BEGIN Data for the task

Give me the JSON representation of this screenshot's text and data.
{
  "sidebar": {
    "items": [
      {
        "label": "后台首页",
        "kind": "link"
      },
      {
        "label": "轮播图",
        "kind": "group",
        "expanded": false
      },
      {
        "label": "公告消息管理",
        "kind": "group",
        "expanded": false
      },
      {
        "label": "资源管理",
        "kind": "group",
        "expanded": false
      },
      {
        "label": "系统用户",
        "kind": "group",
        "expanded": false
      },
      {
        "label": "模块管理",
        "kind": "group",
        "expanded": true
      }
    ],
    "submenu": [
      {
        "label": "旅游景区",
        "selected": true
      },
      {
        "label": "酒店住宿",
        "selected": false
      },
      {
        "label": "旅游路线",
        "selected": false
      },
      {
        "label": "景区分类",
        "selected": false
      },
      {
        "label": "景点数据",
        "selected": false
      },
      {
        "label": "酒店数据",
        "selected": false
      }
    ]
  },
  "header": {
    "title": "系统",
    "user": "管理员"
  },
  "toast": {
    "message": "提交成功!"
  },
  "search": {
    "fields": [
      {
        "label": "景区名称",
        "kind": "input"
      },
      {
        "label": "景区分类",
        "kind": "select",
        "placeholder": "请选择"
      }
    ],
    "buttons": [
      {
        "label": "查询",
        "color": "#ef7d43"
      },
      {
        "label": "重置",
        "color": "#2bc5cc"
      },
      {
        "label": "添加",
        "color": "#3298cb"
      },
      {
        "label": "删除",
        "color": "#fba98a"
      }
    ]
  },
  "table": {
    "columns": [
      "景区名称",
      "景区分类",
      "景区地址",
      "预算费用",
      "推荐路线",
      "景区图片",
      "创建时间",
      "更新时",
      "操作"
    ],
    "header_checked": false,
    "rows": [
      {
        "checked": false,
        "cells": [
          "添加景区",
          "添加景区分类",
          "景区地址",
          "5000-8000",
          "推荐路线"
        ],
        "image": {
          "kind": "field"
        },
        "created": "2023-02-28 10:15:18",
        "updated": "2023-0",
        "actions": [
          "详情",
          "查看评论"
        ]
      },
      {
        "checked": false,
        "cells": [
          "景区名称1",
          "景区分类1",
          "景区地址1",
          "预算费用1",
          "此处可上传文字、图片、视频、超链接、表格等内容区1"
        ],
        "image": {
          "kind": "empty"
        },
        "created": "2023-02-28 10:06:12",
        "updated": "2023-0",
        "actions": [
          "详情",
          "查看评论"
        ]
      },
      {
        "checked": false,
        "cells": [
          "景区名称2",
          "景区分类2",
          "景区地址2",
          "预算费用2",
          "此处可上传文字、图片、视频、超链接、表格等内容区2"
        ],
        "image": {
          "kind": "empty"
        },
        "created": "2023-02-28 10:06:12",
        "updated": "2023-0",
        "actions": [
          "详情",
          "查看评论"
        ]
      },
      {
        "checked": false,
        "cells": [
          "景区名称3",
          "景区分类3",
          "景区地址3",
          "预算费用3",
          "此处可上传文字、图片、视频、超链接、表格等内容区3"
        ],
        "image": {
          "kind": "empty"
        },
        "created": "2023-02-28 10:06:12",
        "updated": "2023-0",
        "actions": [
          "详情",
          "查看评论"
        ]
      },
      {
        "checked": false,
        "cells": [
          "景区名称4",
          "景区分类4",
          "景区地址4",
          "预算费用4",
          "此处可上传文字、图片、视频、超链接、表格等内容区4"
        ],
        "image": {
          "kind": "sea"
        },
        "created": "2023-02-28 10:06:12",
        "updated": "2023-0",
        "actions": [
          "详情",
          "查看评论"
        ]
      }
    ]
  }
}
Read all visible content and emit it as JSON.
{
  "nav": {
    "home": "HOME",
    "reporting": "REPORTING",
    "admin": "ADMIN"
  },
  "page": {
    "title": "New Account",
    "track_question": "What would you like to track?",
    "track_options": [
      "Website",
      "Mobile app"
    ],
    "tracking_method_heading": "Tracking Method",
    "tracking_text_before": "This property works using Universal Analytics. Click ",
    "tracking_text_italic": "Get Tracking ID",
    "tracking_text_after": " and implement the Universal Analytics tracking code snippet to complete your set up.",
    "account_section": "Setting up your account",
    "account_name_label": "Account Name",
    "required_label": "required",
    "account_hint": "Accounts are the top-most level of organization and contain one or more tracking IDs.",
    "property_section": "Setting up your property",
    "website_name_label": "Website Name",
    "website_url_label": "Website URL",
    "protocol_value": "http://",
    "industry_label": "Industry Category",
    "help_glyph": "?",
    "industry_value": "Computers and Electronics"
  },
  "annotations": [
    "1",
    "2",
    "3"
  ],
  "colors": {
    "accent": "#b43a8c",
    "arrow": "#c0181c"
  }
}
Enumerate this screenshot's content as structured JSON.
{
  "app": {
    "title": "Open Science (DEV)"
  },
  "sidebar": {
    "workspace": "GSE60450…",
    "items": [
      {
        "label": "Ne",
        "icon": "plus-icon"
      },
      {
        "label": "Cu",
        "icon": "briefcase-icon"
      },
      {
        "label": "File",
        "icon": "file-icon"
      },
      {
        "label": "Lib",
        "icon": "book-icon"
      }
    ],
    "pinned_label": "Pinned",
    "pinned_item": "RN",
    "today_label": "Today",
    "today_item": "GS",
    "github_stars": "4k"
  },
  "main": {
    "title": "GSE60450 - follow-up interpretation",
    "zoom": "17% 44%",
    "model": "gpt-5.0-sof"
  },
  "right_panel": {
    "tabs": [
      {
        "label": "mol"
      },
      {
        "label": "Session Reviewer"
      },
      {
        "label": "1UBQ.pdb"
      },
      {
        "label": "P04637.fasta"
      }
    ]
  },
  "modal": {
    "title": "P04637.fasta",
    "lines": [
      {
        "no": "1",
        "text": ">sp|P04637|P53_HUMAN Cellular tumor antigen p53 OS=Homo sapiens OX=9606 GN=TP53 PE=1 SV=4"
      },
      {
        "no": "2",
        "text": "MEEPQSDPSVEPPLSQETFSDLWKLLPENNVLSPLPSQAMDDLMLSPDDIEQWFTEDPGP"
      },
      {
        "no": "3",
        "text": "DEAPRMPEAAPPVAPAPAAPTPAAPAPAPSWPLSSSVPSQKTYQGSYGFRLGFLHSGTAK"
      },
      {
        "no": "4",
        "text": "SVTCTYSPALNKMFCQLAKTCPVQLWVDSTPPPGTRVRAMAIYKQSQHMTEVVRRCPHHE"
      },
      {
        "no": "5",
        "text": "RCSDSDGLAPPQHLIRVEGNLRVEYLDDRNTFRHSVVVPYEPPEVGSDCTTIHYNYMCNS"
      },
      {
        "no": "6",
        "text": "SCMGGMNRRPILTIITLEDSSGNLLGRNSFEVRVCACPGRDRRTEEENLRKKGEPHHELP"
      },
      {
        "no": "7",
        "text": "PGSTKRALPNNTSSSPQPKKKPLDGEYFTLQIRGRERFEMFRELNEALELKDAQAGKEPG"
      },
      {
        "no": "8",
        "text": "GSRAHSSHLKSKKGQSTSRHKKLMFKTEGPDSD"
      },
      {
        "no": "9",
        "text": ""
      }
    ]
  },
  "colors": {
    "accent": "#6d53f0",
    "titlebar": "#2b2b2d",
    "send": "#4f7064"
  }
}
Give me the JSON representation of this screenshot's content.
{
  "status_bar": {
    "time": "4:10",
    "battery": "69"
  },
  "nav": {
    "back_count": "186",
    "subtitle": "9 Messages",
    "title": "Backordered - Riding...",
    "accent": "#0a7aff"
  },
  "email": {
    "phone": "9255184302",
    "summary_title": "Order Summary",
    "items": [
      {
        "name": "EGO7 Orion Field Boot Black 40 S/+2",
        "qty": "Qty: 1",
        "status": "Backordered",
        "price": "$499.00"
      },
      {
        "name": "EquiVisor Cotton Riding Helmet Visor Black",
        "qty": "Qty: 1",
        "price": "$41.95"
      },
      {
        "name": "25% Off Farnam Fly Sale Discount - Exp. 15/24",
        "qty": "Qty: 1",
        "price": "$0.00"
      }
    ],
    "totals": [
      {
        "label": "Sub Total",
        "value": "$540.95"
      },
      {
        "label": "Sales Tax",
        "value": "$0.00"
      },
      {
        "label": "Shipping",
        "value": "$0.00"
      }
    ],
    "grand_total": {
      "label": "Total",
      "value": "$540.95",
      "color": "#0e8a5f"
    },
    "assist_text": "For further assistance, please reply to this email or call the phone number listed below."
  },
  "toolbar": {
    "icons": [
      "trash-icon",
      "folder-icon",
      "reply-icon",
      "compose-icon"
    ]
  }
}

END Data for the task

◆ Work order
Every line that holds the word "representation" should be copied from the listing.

◆ Exercise output
Give me the JSON representation of this screenshot's text and data.
Give me the JSON representation of this screenshot's content.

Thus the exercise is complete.